[I18N-ACTION-586] Summary of WhatWG Infra string


I was tasked by the WG with summarizing the status of WhatWG's work on defining definitions related to string and byte types. This email serves as a summary of my observations.

The spec in question lives here:


WHAT WG has issues of interest here:

Definition of string
Note: This is the primary discussion.

Using generics for bytes / code units / code points
Note: I find this one problematic as it wants to mix bytes, code points, and characters together when defining the term 'ASCII digit'

Define string sorting by "code unit order"
Note: I commented on this one. Code unit order for sorting strings is only faintly reasonable if one is using UTF-16 code units. UTF-8 code units (bytes) produce a not-very-useful order. UTF-16 isn't ideal either, since supplementary characters end up in a blob before 0xE000 and after D7FF. Code point order is at least Unicode order. Note also that this isn't really collation so much as it is producing a deterministic order.

byte sequence backtick representation handling of C0 controls
Note: this is my comment; it's a minor issue

The main problem that I have with the Infra spec is that it only defines the minimum of what is needed to write the other WHAT WG specs. The results are not technically incorrect, as long as one knows what one is doing and what is intended by the specification. My main concern is that the terms byte / byte sequence and code point / string  are treated interchangeably when it is valid and convenient to do so and that this could promote confusion by those unfamiliar with the mechanics of UTF-8 and Unicode.

For example, the definition of 'byte sequence' contains this example:

> Headers, such as `Content-Type`, are byte sequences.

While the HTTP protocol, on the wire, is, in fact, a sequence of bytes and so saying that a Header is a "byte sequence" is technically correct, I also think most folks think of these as "Strings" whose serialization happens to be (ASCII) byte sequences. Treating them as strings allows users to ignore details of encoding until they become important and saves having separate byte-sequence and string-specific string functions. UTF-8's design allows for and takes advantage of this.

This is seen by the fact that the specs defines functions for uppercasing and lowercasing a byte sequence:

> To byte-lowercase a byte sequence<https://infra.spec.whatwg.org/#byte-sequence>, increase each byte<https://infra.spec.whatwg.org/#byte> it contains, in the range 0x41 to 0x5A, inclusive, by 0x20.

> To byte-uppercase a byte sequence<https://infra.spec.whatwg.org/#byte-sequence>, subtract each byte<https://infra.spec.whatwg.org/#byte> it contains, in the range 0x61 to 0x7A, inclusive, by 0x20.
Even though the "string" section later in the document provides for a string operation to do the same thing:

> To ASCII lowercase a string<https://infra.spec.whatwg.org/#string>, replace all ASCII upper alphas<https://infra.spec.whatwg.org/#ascii-upper-alpha> in the string<https://infra.spec.whatwg.org/#string> with their corresponding code point<https://infra.spec.whatwg.org/#code-point> in ASCII lower alpha<https://infra.spec.whatwg.org/#ascii-lower-alpha>.

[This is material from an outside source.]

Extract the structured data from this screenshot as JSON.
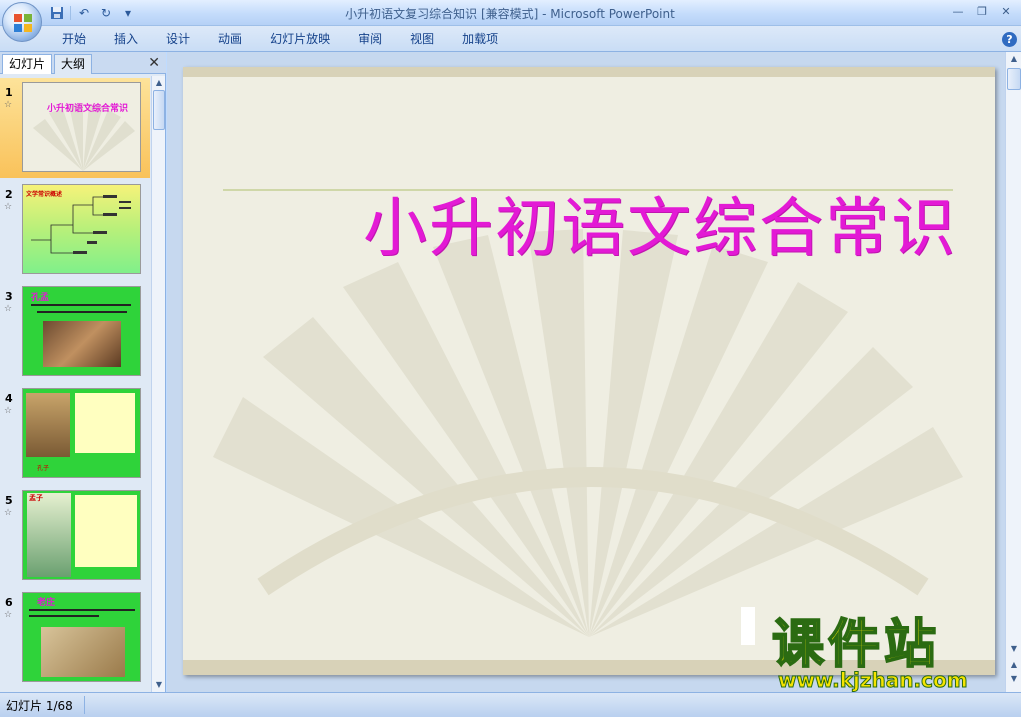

> To ASCII uppercase a string<https://infra.spec.whatwg.org/#string>, replace all ASCII lower alphas<https://infra.spec.whatwg.org/#ascii-lower-alpha> in the string<https://infra.spec.whatwg.org/#string> with their corresponding code point<https://infra.spec.whatwg.org/#code-point> in ASCII upper alpha<https://infra.spec.whatwg.org/#ascii-upper-alpha>.
Byte-casing is only appropriate when a byte-sequence happens to contain text, that is, it is a string in disguise. This happens often enough in Internet protocols, but it seems wasteful and potentially confusing to have separate definitions. Issue #17 above also discusses mixing the usage.

The other potential issue is the use of "code point" to mean what is more-generally referred to as a character: integers from 0x0 to 0x10FFFF inclusive. This is not directly stated. It has to be inferred, since later there is a definition of "scalar value" that excludes the surrogate range (but keeps other non-characters such as U+FFFF and U+1FFFE around). Here's the definition:

> A code point is a Unicode code point and is represented as a four-to-six digit hexadecimal number, typically prefixed with "U+". Often the name of the code point<https://infra.spec.whatwg.org/#code-point> is also included in capital letters afterward, potentially with the rendered form of the code point<https://infra.spec.whatwg.org/#code-point> in parentheses. [UNICODE]<https://infra.spec.whatwg.org/#biblio-unicode>

And here's the definition of string:

> A string is a sequence of code points<https://infra.spec.whatwg.org/#code-point>.

I would propose:

1.      Recommend tighter "non-assumption laden" definitions be adopted. In particular, it should be clear that strings are sequences of code points (but not scalar values) and that a correctly formed surrogate pair is not a pair of code points.

2.      Keep byte/byte sequence and code point/string separate and spell out the connection between them for cases where it is convenient to treat byte sequences as strings.


Received on Monday, 20 February 2017 18:42:28 UTC